▶ **Exercise requirements**
Look through the data below, and copy each line that carries the word "JSON".

▶ **Excerpted data**
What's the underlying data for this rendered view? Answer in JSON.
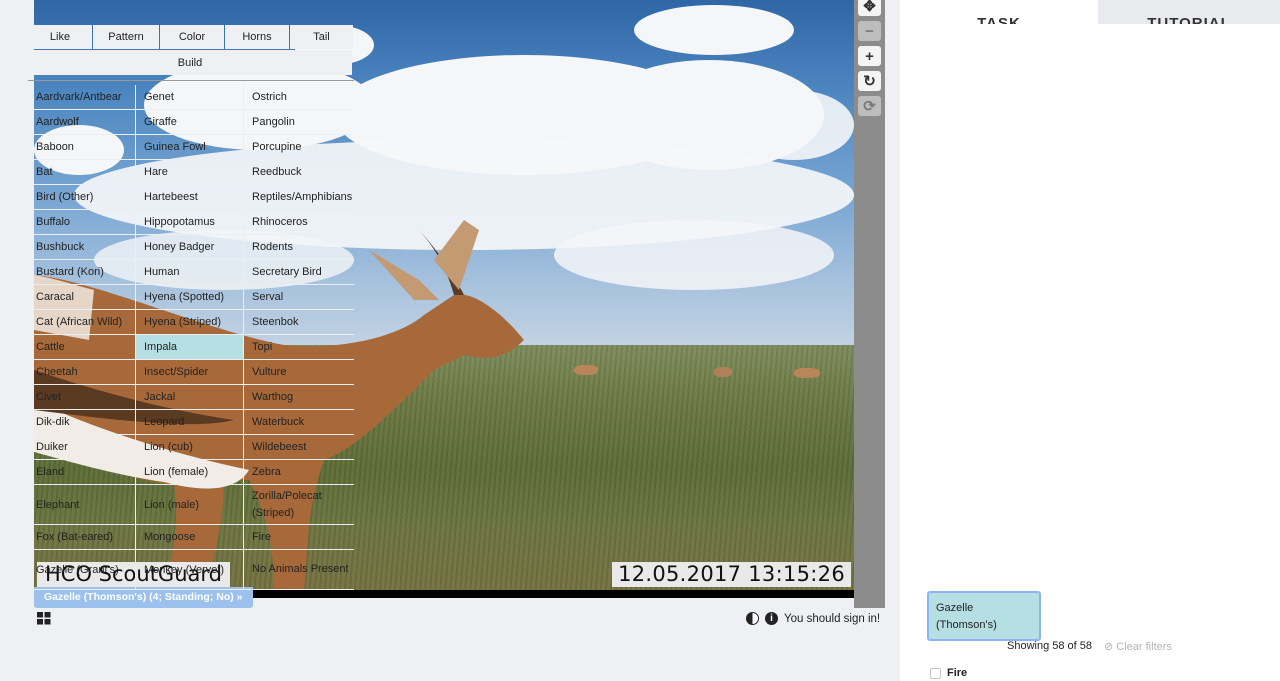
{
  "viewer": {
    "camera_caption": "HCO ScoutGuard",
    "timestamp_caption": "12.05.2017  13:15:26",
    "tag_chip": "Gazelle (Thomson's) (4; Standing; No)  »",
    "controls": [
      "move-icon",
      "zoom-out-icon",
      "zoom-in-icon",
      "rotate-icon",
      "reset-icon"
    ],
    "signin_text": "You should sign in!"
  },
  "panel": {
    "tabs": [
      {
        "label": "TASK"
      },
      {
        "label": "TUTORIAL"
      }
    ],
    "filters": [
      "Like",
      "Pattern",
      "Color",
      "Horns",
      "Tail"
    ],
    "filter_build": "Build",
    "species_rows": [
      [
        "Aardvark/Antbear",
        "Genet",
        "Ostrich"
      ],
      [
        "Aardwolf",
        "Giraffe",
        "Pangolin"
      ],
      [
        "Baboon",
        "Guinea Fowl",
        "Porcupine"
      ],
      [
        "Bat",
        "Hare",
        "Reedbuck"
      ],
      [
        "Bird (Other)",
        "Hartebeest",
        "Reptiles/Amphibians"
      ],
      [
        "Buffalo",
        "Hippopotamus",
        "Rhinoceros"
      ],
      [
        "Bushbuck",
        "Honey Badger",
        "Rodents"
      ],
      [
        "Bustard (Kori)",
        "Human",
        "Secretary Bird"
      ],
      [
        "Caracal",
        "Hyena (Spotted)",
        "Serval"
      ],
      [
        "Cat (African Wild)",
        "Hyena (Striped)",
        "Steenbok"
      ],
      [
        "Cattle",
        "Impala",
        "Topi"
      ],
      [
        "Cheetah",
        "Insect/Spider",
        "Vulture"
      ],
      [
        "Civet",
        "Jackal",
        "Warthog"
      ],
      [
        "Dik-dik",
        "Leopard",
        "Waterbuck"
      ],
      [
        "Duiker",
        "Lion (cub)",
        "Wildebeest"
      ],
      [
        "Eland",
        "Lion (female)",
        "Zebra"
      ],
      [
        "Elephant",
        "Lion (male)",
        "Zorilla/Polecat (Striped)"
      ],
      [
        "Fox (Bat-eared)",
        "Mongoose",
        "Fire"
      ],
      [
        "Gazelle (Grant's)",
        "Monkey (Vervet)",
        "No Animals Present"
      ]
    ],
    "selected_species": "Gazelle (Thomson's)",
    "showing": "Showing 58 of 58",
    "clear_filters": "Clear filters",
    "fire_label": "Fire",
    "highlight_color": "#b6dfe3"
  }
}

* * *

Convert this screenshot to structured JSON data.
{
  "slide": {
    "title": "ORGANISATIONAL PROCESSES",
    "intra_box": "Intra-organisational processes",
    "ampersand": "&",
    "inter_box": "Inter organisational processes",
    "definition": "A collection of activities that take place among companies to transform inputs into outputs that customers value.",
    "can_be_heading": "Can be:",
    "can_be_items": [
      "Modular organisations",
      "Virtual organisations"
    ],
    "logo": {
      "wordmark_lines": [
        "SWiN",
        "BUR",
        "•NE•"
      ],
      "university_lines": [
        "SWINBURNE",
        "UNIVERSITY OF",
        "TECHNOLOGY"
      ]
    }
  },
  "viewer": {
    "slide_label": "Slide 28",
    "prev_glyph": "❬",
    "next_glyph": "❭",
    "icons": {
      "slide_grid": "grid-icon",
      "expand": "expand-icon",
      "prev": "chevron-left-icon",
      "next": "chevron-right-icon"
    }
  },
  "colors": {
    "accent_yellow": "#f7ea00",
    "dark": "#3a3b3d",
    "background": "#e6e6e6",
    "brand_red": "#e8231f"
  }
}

▶ **Task answer**
What's the underlying data for this rendered view? Answer in JSON.
Convert this screenshot to structured JSON data.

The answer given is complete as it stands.